In short, macro expansions handled the case where a variadic parameter mapped to multiple arguments, but not the other way around. An internal ticket was submitted that demonstrated that we fail an assertion. Macro expansion so far worked by lexing the source code token-by-token and using the Preprocessor to turn these tokens into identifiers or just get their proper spelling, but what this counter intuitively doesn't do, is actually expand these macros, so we have to do the heavy lifting -- in this case, figure out what __VA_ARGS__ expands into. Since this case can only occur in a nested macro, the information we gathered from the containing macro does contain this information. If a parameter resolves to __VA_ARGS__, we need to temporarily stop getting our tokens from the lexer, and get the tokens from what __VA_ARGS__ maps to.
I also found a few more deficiencies I'll have to handle sooner rather then later. I also have 3 commits about to land this is based on, some miscellaneous renames, clarification in the documentation, prettifying some tests.
An educational rant:
For those that didn't have the displeasure of following my macro expansion project, here's why this is so annoying: We really, really suck at understanding macros. D74473 is a recent example where we attempt to get the definition of the EOF macro, but give up rather fast if it isn't something trivial. D54349#1294765 is also memorable for me. Indeed, whenever we hit a macro, we are in deep trouble.
Since CodeChecker isn't an IDE, what we really wanted to achieve is when the bug path goes through a macro, show what it would expand into.
The fundamental problem is, we simply can't ask Preprocessor what a macro expands into without hacking really hard. The HTML output commits about every sin under the sun; hiding under clang/lib/Rewrite/HTMLRewrite.cpp, it const_casts a Preprocessor object, stores most of its inner state (you can't guarantee you got them all) such as the DiagnosticsEngine, some of the user configurations in temporary variables, replaces them with new ones, practically reruns the entire lexing and preprocessing stage of the compiler, and at the end, puts the original inner state back in. This enables it to not have to literally reimplement the preprocessor, but creates a large preprocessed version of the source code, which it is almost impossible to reliably link the two together (answering the question that what a specific macro usage expands into).

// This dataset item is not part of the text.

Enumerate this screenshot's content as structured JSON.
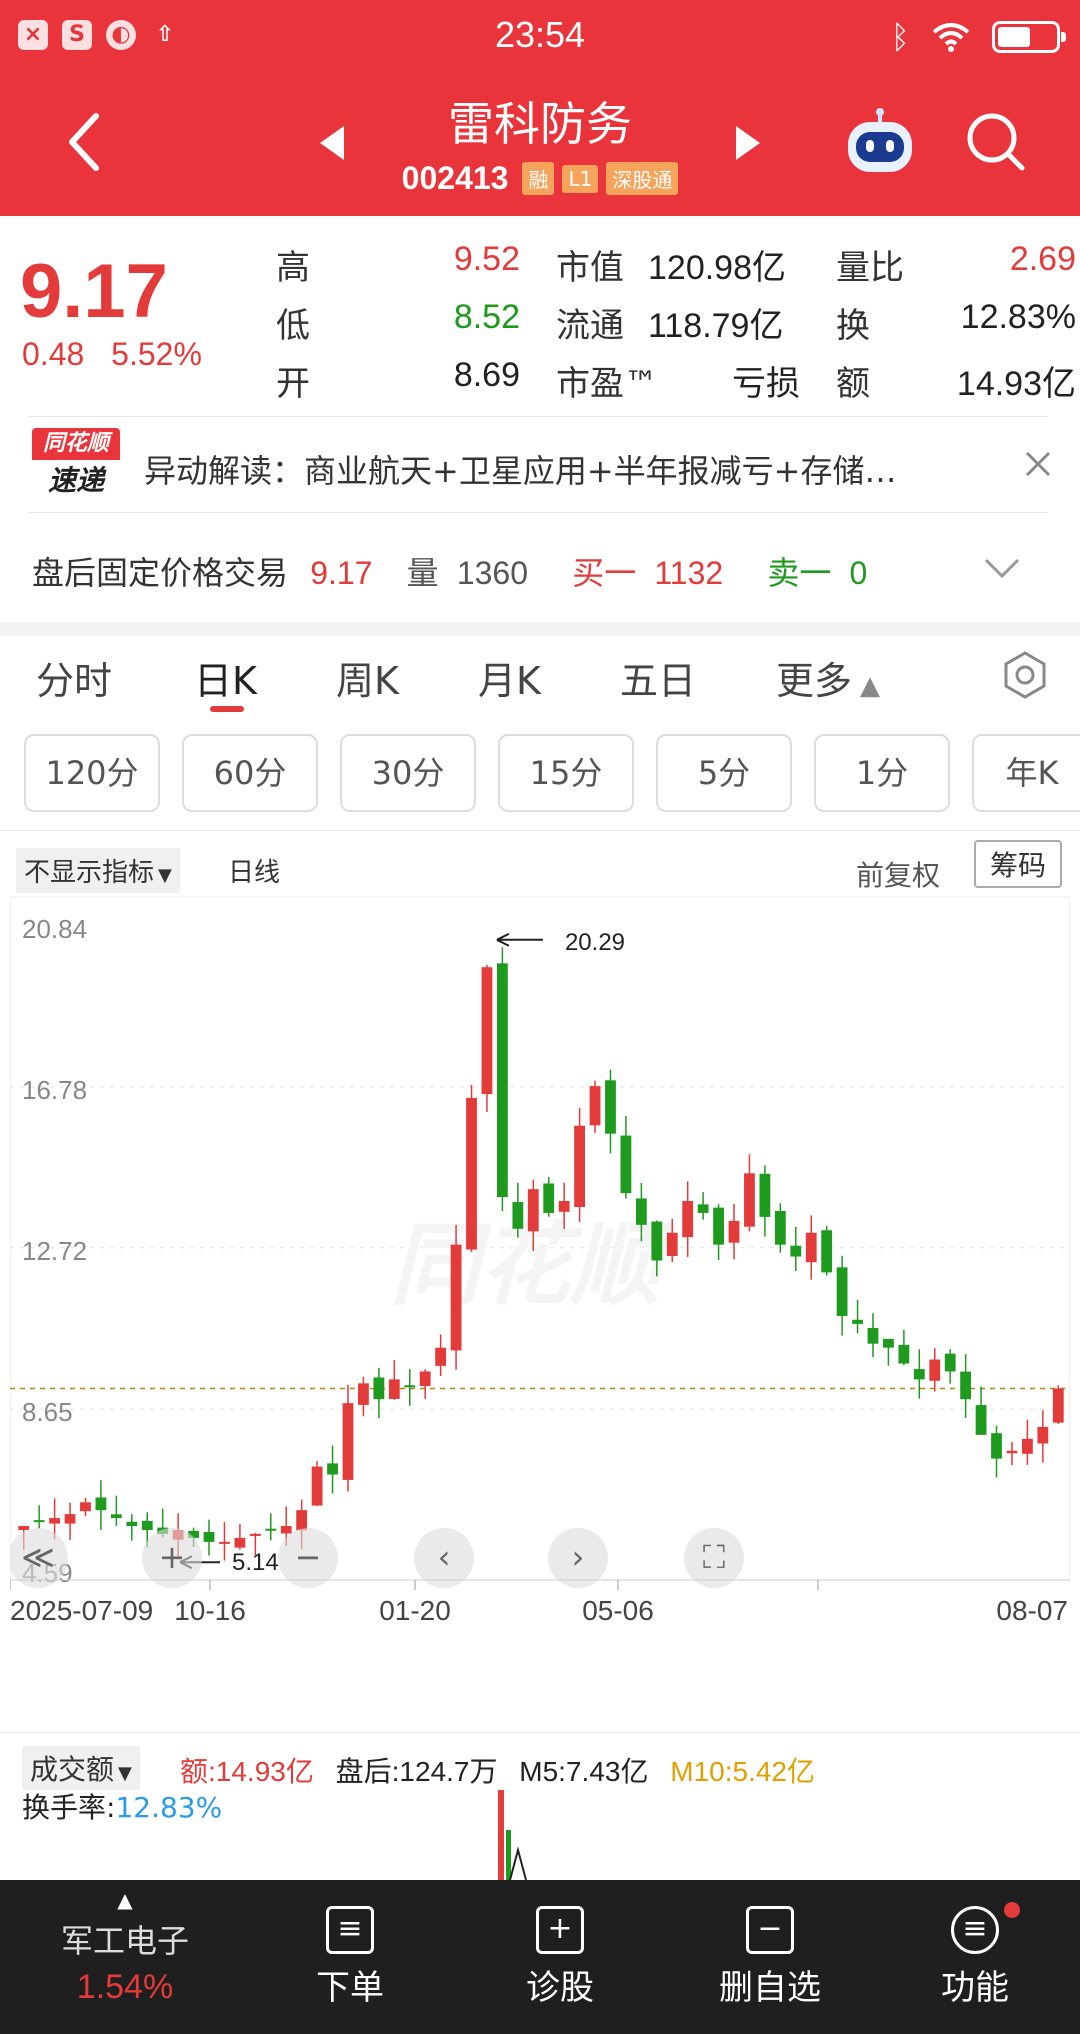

Pp-trace, a Clang tool, would be great, but unfortunately it still isn't able to do macro expansions in a single go, just step by step (think about nested macros and variadic arguments).
So, I chose to practically reimplement the entire preprocessor with the goal of taking a single source location of a macro usage, and spitting the entire expansion out. This has a few advantages, namely that it leaves the Preprocessor const, and provides a rather deep understanding of the process of the macro expansion. The problem is, its a nightmare due to the extreme primitiveness of the available tools, and will have to be updated as time goes on.
You can learn a bit more from these patches and discussions:
D52742 (check the patch stack)